# Extracted material:
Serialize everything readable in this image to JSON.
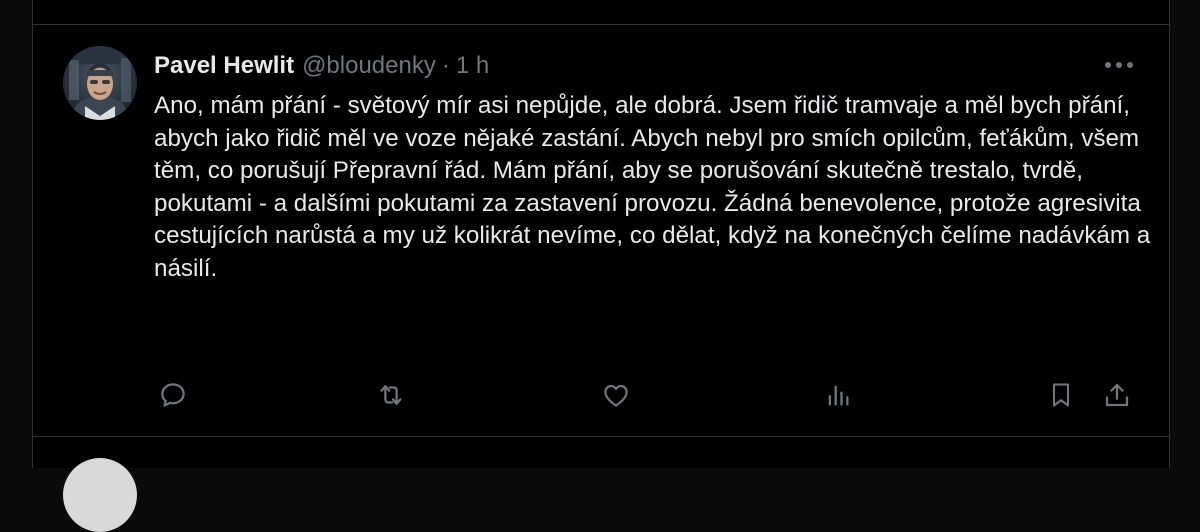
{
  "theme": {
    "background": "#000000",
    "text": "#e7e9ea",
    "secondary_text": "#71767b",
    "border": "#2f3336"
  },
  "tweet": {
    "author_name": "Pavel Hewlit",
    "author_handle": "@bloudenky",
    "separator": "·",
    "time": "1 h",
    "avatar_icon": "user-avatar",
    "text": "Ano, mám přání - světový mír asi nepůjde, ale dobrá. Jsem řidič tramvaje a měl bych přání, abych jako řidič měl ve voze nějaké zastání. Abych nebyl pro smích opilcům, feťákům, všem těm, co porušují Přepravní řád. Mám přání, aby se porušování skutečně trestalo, tvrdě, pokutami - a dalšími pokutami za zastavení provozu. Žádná benevolence, protože agresivita cestujících narůstá a my už kolikrát nevíme, co dělat, když na konečných čelíme nadávkám a násilí."
  },
  "actions": [
    {
      "name": "reply",
      "icon": "reply-icon"
    },
    {
      "name": "repost",
      "icon": "repost-icon"
    },
    {
      "name": "like",
      "icon": "heart-icon"
    },
    {
      "name": "views",
      "icon": "views-icon"
    },
    {
      "name": "bookmark",
      "icon": "bookmark-icon"
    },
    {
      "name": "share",
      "icon": "share-icon"
    }
  ],
  "more_icon": "more-horizontal-icon"
}
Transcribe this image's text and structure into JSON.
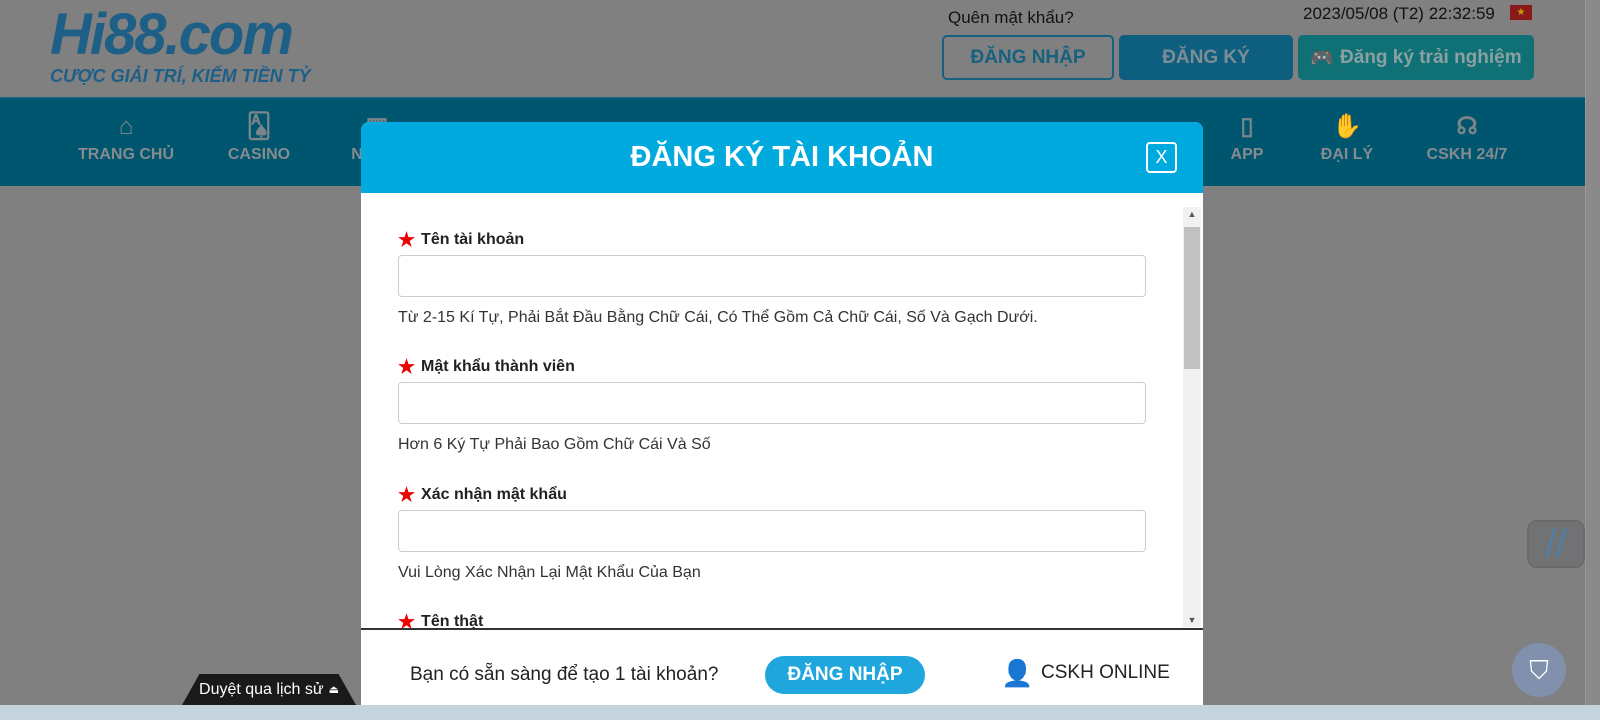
{
  "header": {
    "logo": "Hi88.com",
    "tagline": "CƯỢC GIẢI TRÍ, KIẾM TIỀN TỶ",
    "forgot_password": "Quên mật khẩu?",
    "datetime": "2023/05/08 (T2) 22:32:59",
    "login": "ĐĂNG NHẬP",
    "register": "ĐĂNG KÝ",
    "trial": "Đăng ký trải nghiệm",
    "trial_icon": "gamepad-icon",
    "flag_icon": "vietnam-flag-icon"
  },
  "nav": [
    {
      "label": "TRANG CHỦ",
      "icon": "home-icon"
    },
    {
      "label": "CASINO",
      "icon": "cards-icon"
    },
    {
      "label": "NỔ HŨ",
      "icon": "slot-icon"
    },
    {
      "label": "APP",
      "icon": "phone-icon"
    },
    {
      "label": "ĐẠI LÝ",
      "icon": "handshake-icon"
    },
    {
      "label": "CSKH 24/7",
      "icon": "headset-24-icon"
    }
  ],
  "modal": {
    "title": "ĐĂNG KÝ TÀI KHOẢN",
    "close": "X",
    "fields": [
      {
        "label": "Tên tài khoản",
        "value": "",
        "hint": "Từ 2-15 Kí Tự, Phải Bắt Đầu Bằng Chữ Cái, Có Thể Gồm Cả Chữ Cái, Số Và Gạch Dưới."
      },
      {
        "label": "Mật khẩu thành viên",
        "value": "",
        "hint": "Hơn 6 Ký Tự Phải Bao Gồm Chữ Cái Và Số"
      },
      {
        "label": "Xác nhận mật khẩu",
        "value": "",
        "hint": "Vui Lòng Xác Nhận Lại Mật Khẩu Của Bạn"
      },
      {
        "label": "Tên thật"
      }
    ],
    "footer": {
      "question": "Bạn có sẵn sàng để tạo 1 tài khoản?",
      "login": "ĐĂNG NHẬP",
      "support": "CSKH ONLINE"
    }
  },
  "history_tab": "Duyệt qua lịch sử",
  "colors": {
    "modal_header": "#00a9de",
    "nav": "#00556f",
    "required_star": "#ee0000"
  }
}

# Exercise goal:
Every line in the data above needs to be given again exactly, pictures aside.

# Output below:
Serialize everything readable in this image to JSON.
{
  "theme": {
    "background": "#000000",
    "text": "#e7e9ea",
    "secondary_text": "#71767b",
    "border": "#2f3336"
  },
  "tweet": {
    "author_name": "Pavel Hewlit",
    "author_handle": "@bloudenky",
    "separator": "·",
    "time": "1 h",
    "avatar_icon": "user-avatar",
    "text": "Ano, mám přání - světový mír asi nepůjde, ale dobrá. Jsem řidič tramvaje a měl bych přání, abych jako řidič měl ve voze nějaké zastání. Abych nebyl pro smích opilcům, feťákům, všem těm, co porušují Přepravní řád. Mám přání, aby se porušování skutečně trestalo, tvrdě, pokutami - a dalšími pokutami za zastavení provozu. Žádná benevolence, protože agresivita cestujících narůstá a my už kolikrát nevíme, co dělat, když na konečných čelíme nadávkám a násilí."
  },
  "actions": [
    {
      "name": "reply",
      "icon": "reply-icon"
    },
    {
      "name": "repost",
      "icon": "repost-icon"
    },
    {
      "name": "like",
      "icon": "heart-icon"
    },
    {
      "name": "views",
      "icon": "views-icon"
    },
    {
      "name": "bookmark",
      "icon": "bookmark-icon"
    },
    {
      "name": "share",
      "icon": "share-icon"
    }
  ],
  "more_icon": "more-horizontal-icon"
}
Transcribe this image's text and structure into JSON.
{
  "header": {
    "logo": "Hi88.com",
    "tagline": "CƯỢC GIẢI TRÍ, KIẾM TIỀN TỶ",
    "forgot_password": "Quên mật khẩu?",
    "datetime": "2023/05/08 (T2) 22:32:59",
    "login": "ĐĂNG NHẬP",
    "register": "ĐĂNG KÝ",
    "trial": "Đăng ký trải nghiệm",
    "trial_icon": "gamepad-icon",
    "flag_icon": "vietnam-flag-icon"
  },
  "nav": [
    {
      "label": "TRANG CHỦ",
      "icon": "home-icon"
    },
    {
      "label": "CASINO",
      "icon": "cards-icon"
    },
    {
      "label": "NỔ HŨ",
      "icon": "slot-icon"
    },
    {
      "label": "APP",
      "icon": "phone-icon"
    },
    {
      "label": "ĐẠI LÝ",
      "icon": "handshake-icon"
    },
    {
      "label": "CSKH 24/7",
      "icon": "headset-24-icon"
    }
  ],
  "modal": {
    "title": "ĐĂNG KÝ TÀI KHOẢN",
    "close": "X",
    "fields": [
      {
        "label": "Tên tài khoản",
        "value": "",
        "hint": "Từ 2-15 Kí Tự, Phải Bắt Đầu Bằng Chữ Cái, Có Thể Gồm Cả Chữ Cái, Số Và Gạch Dưới."
      },
      {
        "label": "Mật khẩu thành viên",
        "value": "",
        "hint": "Hơn 6 Ký Tự Phải Bao Gồm Chữ Cái Và Số"
      },
      {
        "label": "Xác nhận mật khẩu",
        "value": "",
        "hint": "Vui Lòng Xác Nhận Lại Mật Khẩu Của Bạn"
      },
      {
        "label": "Tên thật"
      }
    ],
    "footer": {
      "question": "Bạn có sẵn sàng để tạo 1 tài khoản?",
      "login": "ĐĂNG NHẬP",
      "support": "CSKH ONLINE"
    }
  },
  "history_tab": "Duyệt qua lịch sử",
  "colors": {
    "modal_header": "#00a9de",
    "nav": "#00556f",
    "required_star": "#ee0000"
  }
}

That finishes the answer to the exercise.